Ongoing civil wars in Syria, Mali, Afghanistan, the Philippines, Thailand, and Uganda illustrate the need to better understand religious dimensions of armed conflicts. In a recent article published in Journal of Conflict Resolution, we provide new data on religion and conflict worldwide – during the time period 1975-2015 – which can help inform our understanding of the religious dimensions of armed conflicts. Drawing on the data and findings presented in that article, we shed light on three widely held beliefs concerning religious conflicts.
This graphic charts changes in resilience (using the EU’s definition of resilience) of select EU member states from 2015 to 2017. For more on the role of resilience in contemporary deterrence efforts, see Tim Prior’s chapter for Strategic Trends 2018 here. For more CSS charts, maps and graphics on defense policy, click here.
Global powers show renewed interest in the Indo-Pacific region, but should resist piling on with geopolitical intentions
The 2018 Shangri-La Dialogue in Singapore might as well have been renamed the “Indo-Pacific Dialogue.” In the plenaries and the panels, in the Q&As, corridors, and coffee breaks, not even the imminent Trump-Kim summit hosted by Singapore could compete with the “Indo-Pacific” among the attendees. Although the toponym itself is old, its sudden popularity is new, reflecting new geopolitical aspirations for the region.
The Singapore Summit between the leader of the Democratic People’s Republic of Korea (DPRK), Kim Jong-un, and US President Donald Trump—preceded by an historic border crossing and sit-downs with South Korean President Moon Jae-in, and meetings with Chinese President Xi Jinping—is a tremendous moment by any measure. Almost exactly 55 years after the Korean Armistice Agreement, the prospect of a formal end to the Korean War and significantly thawed relations on the Korean Peninsula seems possible. Just a few months ago, North Korea and US were threatening each other with war.

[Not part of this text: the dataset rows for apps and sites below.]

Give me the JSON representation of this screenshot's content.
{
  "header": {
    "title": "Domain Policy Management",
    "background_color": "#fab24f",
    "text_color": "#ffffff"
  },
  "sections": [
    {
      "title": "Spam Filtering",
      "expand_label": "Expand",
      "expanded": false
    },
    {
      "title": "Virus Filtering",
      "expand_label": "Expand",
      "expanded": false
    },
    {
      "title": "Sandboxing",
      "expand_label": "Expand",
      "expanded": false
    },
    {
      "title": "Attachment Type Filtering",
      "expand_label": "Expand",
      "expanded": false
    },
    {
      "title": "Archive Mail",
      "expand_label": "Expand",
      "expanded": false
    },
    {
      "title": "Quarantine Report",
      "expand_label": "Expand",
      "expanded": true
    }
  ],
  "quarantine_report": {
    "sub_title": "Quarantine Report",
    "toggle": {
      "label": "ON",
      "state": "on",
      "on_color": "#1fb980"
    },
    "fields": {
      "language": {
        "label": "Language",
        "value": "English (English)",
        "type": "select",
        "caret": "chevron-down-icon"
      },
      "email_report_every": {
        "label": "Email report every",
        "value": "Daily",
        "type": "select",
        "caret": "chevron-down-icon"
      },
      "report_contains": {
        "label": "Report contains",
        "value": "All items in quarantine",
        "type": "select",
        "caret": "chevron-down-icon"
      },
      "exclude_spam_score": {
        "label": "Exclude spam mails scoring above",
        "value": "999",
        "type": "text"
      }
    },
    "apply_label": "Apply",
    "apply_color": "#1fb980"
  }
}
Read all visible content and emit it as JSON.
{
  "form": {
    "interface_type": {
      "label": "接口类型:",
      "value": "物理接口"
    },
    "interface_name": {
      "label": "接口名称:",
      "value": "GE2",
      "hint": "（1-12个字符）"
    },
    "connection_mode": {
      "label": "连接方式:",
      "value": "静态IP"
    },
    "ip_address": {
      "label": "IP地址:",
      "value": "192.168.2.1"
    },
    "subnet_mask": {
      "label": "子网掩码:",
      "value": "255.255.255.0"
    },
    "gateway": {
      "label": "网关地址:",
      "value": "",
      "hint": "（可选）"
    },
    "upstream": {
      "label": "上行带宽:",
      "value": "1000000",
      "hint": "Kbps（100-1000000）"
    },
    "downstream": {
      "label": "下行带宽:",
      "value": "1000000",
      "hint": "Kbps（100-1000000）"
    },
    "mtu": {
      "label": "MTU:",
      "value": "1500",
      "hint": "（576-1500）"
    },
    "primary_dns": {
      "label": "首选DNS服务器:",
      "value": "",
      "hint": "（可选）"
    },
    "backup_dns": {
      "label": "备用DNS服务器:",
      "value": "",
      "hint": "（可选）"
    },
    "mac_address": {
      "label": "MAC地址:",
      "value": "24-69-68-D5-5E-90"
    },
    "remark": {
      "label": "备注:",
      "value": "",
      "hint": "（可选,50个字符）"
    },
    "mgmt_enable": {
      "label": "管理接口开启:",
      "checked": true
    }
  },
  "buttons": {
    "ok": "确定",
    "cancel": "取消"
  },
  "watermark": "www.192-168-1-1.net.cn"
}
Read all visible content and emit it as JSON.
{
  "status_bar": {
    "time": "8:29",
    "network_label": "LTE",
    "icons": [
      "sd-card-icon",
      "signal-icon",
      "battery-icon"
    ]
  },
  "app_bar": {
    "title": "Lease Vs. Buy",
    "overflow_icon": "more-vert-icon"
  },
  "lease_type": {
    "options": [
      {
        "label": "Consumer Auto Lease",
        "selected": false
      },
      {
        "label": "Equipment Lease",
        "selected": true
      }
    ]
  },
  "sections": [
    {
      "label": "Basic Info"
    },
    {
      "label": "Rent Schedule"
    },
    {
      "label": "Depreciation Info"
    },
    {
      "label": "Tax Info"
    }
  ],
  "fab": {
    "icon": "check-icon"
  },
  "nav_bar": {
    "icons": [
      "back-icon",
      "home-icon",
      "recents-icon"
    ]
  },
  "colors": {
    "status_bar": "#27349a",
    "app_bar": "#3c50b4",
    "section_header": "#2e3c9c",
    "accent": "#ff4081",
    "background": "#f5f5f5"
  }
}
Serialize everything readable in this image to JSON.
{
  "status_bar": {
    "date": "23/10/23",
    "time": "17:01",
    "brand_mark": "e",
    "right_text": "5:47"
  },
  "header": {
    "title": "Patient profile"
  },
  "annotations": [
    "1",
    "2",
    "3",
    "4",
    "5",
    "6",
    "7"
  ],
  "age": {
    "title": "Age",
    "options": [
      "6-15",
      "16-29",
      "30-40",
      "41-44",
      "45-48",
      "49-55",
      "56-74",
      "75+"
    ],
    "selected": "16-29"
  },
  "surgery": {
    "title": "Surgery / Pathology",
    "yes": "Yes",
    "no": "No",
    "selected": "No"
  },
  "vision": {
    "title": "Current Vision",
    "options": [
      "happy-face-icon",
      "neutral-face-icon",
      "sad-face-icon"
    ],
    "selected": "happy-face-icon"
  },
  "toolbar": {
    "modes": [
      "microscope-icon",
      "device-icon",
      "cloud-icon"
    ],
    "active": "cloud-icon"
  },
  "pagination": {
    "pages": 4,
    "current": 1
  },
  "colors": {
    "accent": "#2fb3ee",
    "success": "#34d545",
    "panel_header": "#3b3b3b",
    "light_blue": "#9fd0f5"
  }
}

The UN Security Council (UNSC) is at a precipice. The Trump administration’s recent announcement that the US would no longer abide by the Joint Comprehensive Plan of Action (JCPOA) – the multilateral agreement to restrict Iran’s ability to acquire and develop nuclear weapons – breaks both a UNSC agreement and UNSC procedure. Breaking the JCPOA has the potential to undermine the UNSC’s legitimacy and the important functions it serves; the value the permanent five members of the UNSC (P5) place on the UNSC as a deliberative, policy-producing body in international politics is unlikely to persist amidst repeated, major violations of UNSC agreements and procedures by the P5, with downstream consequences for a broad swathe of international peace and security outcomes.